Following are excerpts from her article:
Were the "good old days" in American education really as great as we would like to remember?
The popular myth is that the education provided to previous generations was better, that all students learned and only a few children dropped out of school. The reality is much different than the perception. The truth is that today's public schools in West Virginia are providing a larger percentage of students with a higher quality of education than at any other time in our state's history.
One only needs to examine historical data from the ACT to determine that schools today must be doing a pretty good job. The ACT - one of the few assessments used in the ?60s still being used today - is an entrance exam taken by nearly 60 percent of America's entering college freshmen.
During the 1966-67 school year, the first year that state-by-state data is available, West Virginia's college-bound seniors scored a mean composite of 19.1 on the ACT, compared to 20.2 during the 1998-99 school year. While this improvement is statistically significant, what makes it even more impressive is that this progress was made with a greater percentage of students taking the test. The diverse population of students taking the ACT today is actually doing better than the select group of students - normally only the brightest and most affluent - who took the test in 1966-67.
After examining and reexamining data comparing the schools of today with the schools of previous decades, more educational leaders and researchers are becoming vocal advocates for today's schools. Richard Rothstein, noted author of The Way We Were? The Myths and Realities of America's Student Achievement, a report released in 1998 by the Century Foundation, challenges the popular myth that American public schools are failing and are in desperate need of dramatic change.
"Although many critics of today's educational establishment yearn for some past golden age and call for a return to the basics, there is no hard evidence to support their belief that the past was golden and no proof that current practices are harmful," Rothstein wrote. "Indeed the various adaptations in educational practice over the years are a reflection of pragmatic adaptations by schools to the conditions of their time and place and to the demands of parents and teachers."
America's criticism of public schools isn't something new. Each generation believes that it received the best education ever and that the present American education system is in crisis. As early as the 1940s, the American news media began focusing on the supposed crisis in American education. If, as the myth indicates, each generation this century received a better education than the subsequent generation, then the schooling provided to students in the early part of this century had to be vastly superior, didn't it?

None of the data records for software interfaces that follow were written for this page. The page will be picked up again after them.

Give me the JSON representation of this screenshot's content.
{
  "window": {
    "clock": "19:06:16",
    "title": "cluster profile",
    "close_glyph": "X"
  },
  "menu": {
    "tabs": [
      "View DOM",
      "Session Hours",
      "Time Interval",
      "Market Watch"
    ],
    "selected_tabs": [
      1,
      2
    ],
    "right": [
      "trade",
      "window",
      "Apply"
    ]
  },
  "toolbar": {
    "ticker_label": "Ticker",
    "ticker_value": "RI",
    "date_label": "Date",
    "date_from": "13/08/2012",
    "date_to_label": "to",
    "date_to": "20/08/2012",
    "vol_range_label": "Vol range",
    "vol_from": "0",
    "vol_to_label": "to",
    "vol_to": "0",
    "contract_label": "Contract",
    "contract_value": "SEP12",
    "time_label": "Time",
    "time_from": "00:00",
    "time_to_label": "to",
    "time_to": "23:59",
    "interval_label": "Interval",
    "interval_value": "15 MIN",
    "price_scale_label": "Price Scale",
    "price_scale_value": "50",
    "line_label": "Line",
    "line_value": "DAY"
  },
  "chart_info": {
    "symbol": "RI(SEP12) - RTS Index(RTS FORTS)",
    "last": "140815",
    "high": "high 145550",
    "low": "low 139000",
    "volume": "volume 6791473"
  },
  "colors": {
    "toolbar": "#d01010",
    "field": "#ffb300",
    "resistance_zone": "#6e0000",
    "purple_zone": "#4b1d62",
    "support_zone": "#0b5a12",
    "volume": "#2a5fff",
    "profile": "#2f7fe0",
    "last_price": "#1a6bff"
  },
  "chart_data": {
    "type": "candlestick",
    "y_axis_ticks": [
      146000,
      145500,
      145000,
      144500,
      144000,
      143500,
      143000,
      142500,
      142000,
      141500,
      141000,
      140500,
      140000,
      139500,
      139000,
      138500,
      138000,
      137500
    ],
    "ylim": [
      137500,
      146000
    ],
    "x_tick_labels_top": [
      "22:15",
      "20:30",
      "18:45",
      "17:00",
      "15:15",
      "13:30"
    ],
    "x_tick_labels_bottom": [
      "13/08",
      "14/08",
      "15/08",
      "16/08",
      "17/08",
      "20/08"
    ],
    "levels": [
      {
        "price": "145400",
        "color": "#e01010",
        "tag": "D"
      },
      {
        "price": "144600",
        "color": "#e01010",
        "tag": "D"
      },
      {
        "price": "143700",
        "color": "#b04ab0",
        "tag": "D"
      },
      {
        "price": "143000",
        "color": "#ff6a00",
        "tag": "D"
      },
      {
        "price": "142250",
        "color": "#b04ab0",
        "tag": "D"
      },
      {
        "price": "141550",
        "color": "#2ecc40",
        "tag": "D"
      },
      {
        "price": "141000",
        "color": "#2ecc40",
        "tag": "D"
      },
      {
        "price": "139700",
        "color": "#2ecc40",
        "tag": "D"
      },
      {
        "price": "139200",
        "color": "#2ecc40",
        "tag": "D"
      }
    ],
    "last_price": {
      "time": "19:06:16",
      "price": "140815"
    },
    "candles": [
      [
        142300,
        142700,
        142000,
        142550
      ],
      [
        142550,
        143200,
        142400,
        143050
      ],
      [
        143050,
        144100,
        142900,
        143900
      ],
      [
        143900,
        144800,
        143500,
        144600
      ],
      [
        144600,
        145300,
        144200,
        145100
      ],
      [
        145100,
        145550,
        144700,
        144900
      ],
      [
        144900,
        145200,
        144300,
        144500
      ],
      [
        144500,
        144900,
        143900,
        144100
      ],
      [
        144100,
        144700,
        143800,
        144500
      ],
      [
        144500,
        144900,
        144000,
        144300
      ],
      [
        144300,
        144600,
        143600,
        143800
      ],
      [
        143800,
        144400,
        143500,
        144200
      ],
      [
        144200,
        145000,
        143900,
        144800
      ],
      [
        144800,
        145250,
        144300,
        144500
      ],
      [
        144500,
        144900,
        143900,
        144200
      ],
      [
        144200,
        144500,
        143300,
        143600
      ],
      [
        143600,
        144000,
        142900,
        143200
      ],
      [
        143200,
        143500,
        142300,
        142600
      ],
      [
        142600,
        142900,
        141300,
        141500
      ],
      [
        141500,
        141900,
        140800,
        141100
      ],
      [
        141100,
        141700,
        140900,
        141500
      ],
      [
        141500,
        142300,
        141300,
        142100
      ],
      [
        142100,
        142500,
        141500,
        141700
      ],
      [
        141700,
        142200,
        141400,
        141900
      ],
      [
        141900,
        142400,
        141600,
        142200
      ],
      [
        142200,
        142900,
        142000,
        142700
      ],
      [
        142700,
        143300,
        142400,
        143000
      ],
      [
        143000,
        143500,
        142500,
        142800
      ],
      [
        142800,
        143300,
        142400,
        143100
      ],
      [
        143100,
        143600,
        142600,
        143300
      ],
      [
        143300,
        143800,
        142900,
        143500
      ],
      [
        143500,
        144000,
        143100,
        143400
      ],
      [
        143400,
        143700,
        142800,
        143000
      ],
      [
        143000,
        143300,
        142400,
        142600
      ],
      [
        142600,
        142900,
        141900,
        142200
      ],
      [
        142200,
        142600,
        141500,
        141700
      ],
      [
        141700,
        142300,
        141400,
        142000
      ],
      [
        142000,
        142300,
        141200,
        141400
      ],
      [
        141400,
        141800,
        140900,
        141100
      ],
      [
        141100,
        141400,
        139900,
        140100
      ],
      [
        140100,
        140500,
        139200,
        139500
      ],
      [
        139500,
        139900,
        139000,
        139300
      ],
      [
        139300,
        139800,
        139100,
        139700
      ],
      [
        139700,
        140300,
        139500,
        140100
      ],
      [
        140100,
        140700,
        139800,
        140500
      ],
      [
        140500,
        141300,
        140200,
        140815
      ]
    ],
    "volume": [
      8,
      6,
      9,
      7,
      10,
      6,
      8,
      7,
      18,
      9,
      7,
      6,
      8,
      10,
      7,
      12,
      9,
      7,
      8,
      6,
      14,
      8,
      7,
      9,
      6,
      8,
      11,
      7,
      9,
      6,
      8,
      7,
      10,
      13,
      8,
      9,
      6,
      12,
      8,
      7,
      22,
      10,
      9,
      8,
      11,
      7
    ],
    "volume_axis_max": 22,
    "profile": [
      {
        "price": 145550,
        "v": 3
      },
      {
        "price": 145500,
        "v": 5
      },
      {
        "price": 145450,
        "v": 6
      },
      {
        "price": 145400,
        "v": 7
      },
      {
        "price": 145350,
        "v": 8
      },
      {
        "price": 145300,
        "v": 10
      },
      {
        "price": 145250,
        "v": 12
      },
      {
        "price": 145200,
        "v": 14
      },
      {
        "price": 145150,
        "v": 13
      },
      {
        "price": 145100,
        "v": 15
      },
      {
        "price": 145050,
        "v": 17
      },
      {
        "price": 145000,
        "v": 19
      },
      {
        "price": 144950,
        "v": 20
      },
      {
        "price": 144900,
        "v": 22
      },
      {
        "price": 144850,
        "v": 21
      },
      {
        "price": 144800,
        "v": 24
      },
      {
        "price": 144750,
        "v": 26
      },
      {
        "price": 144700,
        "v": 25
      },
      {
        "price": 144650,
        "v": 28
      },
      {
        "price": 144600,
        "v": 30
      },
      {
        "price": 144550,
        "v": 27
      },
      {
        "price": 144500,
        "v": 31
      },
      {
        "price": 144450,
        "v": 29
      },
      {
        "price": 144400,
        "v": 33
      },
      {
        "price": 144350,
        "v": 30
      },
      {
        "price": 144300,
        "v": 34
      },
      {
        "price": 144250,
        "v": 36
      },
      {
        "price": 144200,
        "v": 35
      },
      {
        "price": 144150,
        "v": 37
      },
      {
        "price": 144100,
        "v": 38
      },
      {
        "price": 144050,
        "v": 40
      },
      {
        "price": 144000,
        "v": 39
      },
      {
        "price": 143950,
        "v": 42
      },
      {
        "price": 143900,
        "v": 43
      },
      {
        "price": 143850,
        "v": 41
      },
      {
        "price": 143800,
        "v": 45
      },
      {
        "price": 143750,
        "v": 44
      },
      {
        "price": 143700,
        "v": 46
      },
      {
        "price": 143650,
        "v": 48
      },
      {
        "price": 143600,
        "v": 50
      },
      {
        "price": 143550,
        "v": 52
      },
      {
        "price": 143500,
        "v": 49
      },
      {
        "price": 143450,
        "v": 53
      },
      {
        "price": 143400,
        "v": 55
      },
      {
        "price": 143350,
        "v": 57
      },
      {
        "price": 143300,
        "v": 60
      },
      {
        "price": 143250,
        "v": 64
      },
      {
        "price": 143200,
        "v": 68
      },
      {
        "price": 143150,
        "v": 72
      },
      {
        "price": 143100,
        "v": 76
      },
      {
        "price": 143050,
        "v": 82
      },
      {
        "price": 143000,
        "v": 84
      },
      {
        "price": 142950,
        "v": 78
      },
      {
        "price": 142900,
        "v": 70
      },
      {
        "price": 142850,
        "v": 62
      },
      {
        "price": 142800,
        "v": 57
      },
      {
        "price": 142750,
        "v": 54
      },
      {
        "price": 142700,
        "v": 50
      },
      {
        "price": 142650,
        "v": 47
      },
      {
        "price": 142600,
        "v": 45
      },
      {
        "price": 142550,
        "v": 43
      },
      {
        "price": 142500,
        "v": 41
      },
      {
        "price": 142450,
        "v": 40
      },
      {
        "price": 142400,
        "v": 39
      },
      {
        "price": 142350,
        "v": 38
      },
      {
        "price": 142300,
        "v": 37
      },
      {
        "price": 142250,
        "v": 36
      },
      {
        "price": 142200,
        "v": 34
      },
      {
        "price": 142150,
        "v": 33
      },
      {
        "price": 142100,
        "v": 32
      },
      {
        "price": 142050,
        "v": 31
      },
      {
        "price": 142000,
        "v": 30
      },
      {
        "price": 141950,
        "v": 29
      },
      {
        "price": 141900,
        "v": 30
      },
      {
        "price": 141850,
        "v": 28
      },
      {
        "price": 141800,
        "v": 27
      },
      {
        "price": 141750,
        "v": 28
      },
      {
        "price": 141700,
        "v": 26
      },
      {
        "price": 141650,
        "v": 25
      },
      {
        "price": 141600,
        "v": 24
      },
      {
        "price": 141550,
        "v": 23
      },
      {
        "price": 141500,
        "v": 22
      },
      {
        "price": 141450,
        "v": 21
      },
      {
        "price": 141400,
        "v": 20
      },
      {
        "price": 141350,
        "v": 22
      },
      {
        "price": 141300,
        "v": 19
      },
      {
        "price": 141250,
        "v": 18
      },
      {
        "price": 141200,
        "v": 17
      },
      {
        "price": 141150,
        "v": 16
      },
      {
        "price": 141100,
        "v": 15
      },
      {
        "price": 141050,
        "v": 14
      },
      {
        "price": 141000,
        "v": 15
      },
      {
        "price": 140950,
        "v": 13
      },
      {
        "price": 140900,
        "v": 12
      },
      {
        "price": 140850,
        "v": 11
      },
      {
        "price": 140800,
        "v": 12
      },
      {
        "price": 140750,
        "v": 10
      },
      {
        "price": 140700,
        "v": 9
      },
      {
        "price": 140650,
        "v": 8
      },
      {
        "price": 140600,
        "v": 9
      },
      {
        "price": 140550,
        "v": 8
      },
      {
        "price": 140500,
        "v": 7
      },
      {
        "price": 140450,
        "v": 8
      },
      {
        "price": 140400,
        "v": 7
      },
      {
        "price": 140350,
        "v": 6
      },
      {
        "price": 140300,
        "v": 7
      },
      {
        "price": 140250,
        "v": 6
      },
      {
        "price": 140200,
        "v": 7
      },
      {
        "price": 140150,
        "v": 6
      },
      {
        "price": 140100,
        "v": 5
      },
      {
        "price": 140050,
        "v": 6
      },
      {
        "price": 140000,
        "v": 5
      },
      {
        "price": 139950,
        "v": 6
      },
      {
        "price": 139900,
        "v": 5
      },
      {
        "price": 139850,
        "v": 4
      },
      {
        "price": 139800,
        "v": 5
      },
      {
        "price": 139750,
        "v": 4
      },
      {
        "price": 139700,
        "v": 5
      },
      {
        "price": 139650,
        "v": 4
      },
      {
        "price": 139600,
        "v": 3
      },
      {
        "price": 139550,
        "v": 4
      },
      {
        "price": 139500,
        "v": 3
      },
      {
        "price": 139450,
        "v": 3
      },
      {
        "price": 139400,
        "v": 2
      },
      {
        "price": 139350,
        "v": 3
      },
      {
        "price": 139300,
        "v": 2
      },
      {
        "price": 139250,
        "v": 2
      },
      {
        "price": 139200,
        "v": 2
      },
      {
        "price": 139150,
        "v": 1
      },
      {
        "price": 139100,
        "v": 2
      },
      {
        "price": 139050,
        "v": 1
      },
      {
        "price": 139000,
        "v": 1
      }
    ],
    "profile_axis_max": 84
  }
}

Rothstein cites numerous facts in his report to refute the common misconception that the schools of yesteryear were better, including: only six percent of students graduated from high school in 1900, more than half of the students in 1900 failed to get as far as the eighth grade, reading in the early 1900s meant standing in place and reading aloud, and numerous World War I recruits failed a basic written intelligence test partly because they couldn't comprehend what they read. In his detailed report, Rothstein shows that the so-called golden age of education didn't glitter quite as brilliantly as what some current critics would have the public believe.
West Virginia's schools have changed dramatically since the 1960s. During the ?60s, student/teacher ratios weren't yet established, fine arts and specialized physical education classes in elementary schools weren't prevalent, elementary counselors were rare and school nurses were few and far between.
Also in the ?60s, early childhood programs, gifted programs, community service work expectations, advanced placement and college prep courses, before and after-school care programs, character education programs, special education programs, elementary libraries, school psychologists, regular health screening programs, alternative schools, computer and science labs, and vocational education programs were scarce or nonexistent.
In reality, many of the services, programs and courses taken for granted in today's schools were extremely limited or nonexistent in the schools of the 1960s. Do Americans really want to return to those "good old days" when so many families' and children's needs weren't being met - when students who weren't being served simply dropped out?
Today, the critics of public schools often point to anecdotal information, vague memories of neighborhood schools through rose-colored glasses, results from tests which weren't even utilized in previous decades and invalid comparisons of America's diverse student population to select populations of other countries to "prove" that today's schools are failing and that they are inferior to the schools of yesteryear.
Critics point to the cashier who has difficulty making change without help from a cash register as proof positive that all public schools are failing, while totally ignoring the millions of students who take higher-level math and science courses, many of which weren't even offered two or three decades earlier.
Critics are amazed at a youngster's computer skills, but do not infer that his or her school must be doing a superior job of teaching math, reasoning and logic - skills necessary to be proficient with technology.
Americans expect more from their public schools than probably any other institution, public or private. Each decade, the expectations (and responsibilities) of schools are increased to meet the needs of an ever-changing American society. Each decade, schools must add new curriculum and programs to meet society's needs and to prepare students to be successful in an increasingly complex world. Just as the teachers and schools of today aspire to meet the needs of today's students, the schools and educators of yesteryear strived to meet the needs of students in a bygone era when a high school diploma or additional training and education weren't always necessary.
In the middle of the next century, some noted American columnist undoubtedly will write in glowing terms of a bygone era, when all students learned and only a few children dropped out of school.
In this article read by millions, the columnist will yearn for an earlier time in this country's history, when education was somehow better . . . in the 1990s.